The thermal analysis of strontium and barium hexa(formato)ferrates(III), M3[Fe(HCOO)6]2. xH2O, has been carried out from ambient temperature to 800 °C. Various physico-chemical techniques, i.e., TG, DTG, DSC, XRD,
IR, Mössbauer spectroscopy, etc., have been employed to characterize the intermediates/end products. After dehydration, the
anhydrous complexes undergo decomposition to yielda-Fe2O3and metal oxalate in the temperature range of 275-290 °C. A subsequent oxidative decomposition of metal oxalate leads to the
formation of respective alkaline earth metal carbonate in successive stages. Finally, nanosized ferrites of Sr2Fe2O5and BaFe2O4stoichiometry have been obtained as a result of a solid-state reaction betweena-Fe2O3and a fraction of MCO3. The temperature of ferrite formation is much lower than possible in the conventional ceramic method.

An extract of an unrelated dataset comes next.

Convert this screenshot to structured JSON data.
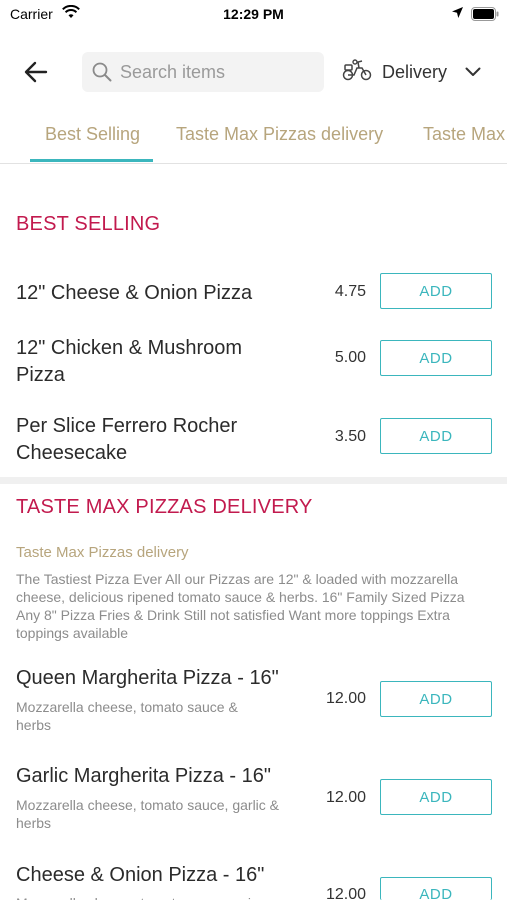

The thermal decomposition of manganese tris(malonato)ferrate(III) hexahydrate, Mn3[Fe(CH2C2O4)3]2 . 6H2O has been investigated from ambient temperature to 600 °C in static air atmosphere using various physico-chemical techniques,
i.e., simultaneous TG-DTG-DSC, XRD, Mössbauer and IR spectroscopic techniques. Nano-particles of manganese ferrite, MnFe2O4, have been obtained as a result of solid-state reaction between a-Fe2O3 and MnO (intermediate species formed during thermolysis) at a temperature much lower than that for ceramic method. SEM analysis
of final thermolysis product reveals the formation of monodisperse manganese ferrite nanoparticles with an average particle
size of 35 nm. Magnetic studies show that these particles have a saturation magnetization of 1861G and Curie temperature of
300 °C. Lower magnitude of these parameters as compared to the bulk values is attributed to their smaller particle size.
Authors:P. S. Bassi, B. S. Randhawa, and H. S. Jamwal
The thermal decomposition of iron(III) citrate pentahydrate, Fe(C6H5O7) · 5 H2O, has been investigated at different temperatures in air using Mössbauer spectroscopy, nonisothermal techniques (DTA-TG) and X-ray diffraction. The reduction of iron(III) to iron(II) takes place at 553 K. At higher temperature the formation of α-Fe2O3 and γ-Fe2O3 as the ultimate thermal decomposition products has been confirmed.